Sonia Horon, Global Animal

Yesterday, the Costa Rican Congress unanimously passed a law that bans hunting as a sport once and for all. The law is already making history as it is the first of its kind in Latin America.

Under this new regulation, anyone caught hunting will suffer a fine of up to $3,000. This is wonderful news for the tropical birds, jaguars, and many other rare species inhabiting the country’s extensive rainforests and national parks.

Costa Rica is known for its extensive biodiversity, making this law that much more important. Photo credit:

The AFP quotes assembly president Victor Emilio Granadas as saying the law “will allow us to live in peace with other living things that share our planet.”

He continued, “I believe this is a message we give to future generations, that an activity like sport hunting is not a sport but a cruelty.”

Smaller penalties for people who steal wild animals or keep them as pets were also included in the reform. 

With 25 percent of its land protected as national parks or reserves, Costa Rica has already made great progress when it comes to animal legislation.

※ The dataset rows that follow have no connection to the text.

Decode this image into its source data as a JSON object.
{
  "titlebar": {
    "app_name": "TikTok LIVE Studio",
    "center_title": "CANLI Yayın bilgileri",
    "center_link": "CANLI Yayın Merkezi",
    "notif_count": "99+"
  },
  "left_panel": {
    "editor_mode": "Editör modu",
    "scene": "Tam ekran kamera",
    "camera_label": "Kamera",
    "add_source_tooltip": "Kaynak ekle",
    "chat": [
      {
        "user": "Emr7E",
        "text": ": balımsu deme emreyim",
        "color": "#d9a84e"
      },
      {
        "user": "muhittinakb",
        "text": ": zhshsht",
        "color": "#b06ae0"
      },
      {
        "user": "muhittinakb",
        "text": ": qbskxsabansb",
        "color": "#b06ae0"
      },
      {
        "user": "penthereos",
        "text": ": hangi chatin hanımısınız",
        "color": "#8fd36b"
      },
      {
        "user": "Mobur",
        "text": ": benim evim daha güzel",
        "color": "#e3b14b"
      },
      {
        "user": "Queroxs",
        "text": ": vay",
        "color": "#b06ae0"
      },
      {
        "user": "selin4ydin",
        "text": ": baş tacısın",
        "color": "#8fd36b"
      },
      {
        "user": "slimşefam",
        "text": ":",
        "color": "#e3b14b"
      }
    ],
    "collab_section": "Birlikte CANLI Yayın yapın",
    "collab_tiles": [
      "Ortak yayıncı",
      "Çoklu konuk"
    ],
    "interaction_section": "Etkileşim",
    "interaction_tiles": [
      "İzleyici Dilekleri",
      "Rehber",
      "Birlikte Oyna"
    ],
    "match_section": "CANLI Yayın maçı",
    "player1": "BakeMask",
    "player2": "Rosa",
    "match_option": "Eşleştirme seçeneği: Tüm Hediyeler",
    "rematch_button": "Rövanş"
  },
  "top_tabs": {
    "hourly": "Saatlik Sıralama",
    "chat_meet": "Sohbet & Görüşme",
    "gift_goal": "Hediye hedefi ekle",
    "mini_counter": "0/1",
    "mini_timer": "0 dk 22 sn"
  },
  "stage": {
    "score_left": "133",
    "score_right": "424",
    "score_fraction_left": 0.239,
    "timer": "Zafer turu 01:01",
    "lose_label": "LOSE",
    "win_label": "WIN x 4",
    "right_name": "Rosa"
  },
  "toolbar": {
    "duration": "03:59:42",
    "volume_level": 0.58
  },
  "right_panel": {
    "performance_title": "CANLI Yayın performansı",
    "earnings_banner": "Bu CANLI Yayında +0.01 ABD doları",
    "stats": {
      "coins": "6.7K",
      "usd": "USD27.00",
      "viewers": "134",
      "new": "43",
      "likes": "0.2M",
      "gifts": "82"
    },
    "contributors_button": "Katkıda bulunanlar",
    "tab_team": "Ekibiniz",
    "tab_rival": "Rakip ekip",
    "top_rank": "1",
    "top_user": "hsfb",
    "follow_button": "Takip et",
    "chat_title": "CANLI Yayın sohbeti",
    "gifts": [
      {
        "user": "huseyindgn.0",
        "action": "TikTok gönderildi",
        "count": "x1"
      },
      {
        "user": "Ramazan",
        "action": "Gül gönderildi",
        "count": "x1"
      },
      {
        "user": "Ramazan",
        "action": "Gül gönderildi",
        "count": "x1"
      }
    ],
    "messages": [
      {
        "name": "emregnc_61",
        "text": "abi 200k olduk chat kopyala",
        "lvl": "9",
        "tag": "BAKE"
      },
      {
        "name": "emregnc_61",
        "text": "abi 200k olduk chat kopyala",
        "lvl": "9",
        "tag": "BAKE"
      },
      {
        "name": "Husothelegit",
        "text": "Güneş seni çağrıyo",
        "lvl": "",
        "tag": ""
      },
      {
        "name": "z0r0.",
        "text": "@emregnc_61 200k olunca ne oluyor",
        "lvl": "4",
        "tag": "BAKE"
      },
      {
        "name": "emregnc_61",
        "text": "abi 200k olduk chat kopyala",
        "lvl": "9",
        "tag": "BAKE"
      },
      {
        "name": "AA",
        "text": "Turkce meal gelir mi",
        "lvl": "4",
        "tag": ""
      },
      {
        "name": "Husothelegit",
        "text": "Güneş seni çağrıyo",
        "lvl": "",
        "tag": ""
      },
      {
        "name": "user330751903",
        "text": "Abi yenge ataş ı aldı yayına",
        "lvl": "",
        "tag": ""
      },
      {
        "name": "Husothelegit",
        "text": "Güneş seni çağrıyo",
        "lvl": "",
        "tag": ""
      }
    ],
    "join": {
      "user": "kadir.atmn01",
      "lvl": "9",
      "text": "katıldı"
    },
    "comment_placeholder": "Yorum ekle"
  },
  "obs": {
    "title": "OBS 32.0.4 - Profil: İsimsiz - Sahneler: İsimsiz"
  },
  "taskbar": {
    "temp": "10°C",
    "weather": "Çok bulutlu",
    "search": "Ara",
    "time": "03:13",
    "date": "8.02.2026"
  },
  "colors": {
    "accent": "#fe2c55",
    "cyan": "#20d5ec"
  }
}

In October, the country completely banned shark finning. In addition, President Laura Chinchilla announced the country’s plans to invest between 10 and 15  million dollars in an attempt to further protect their marine environment.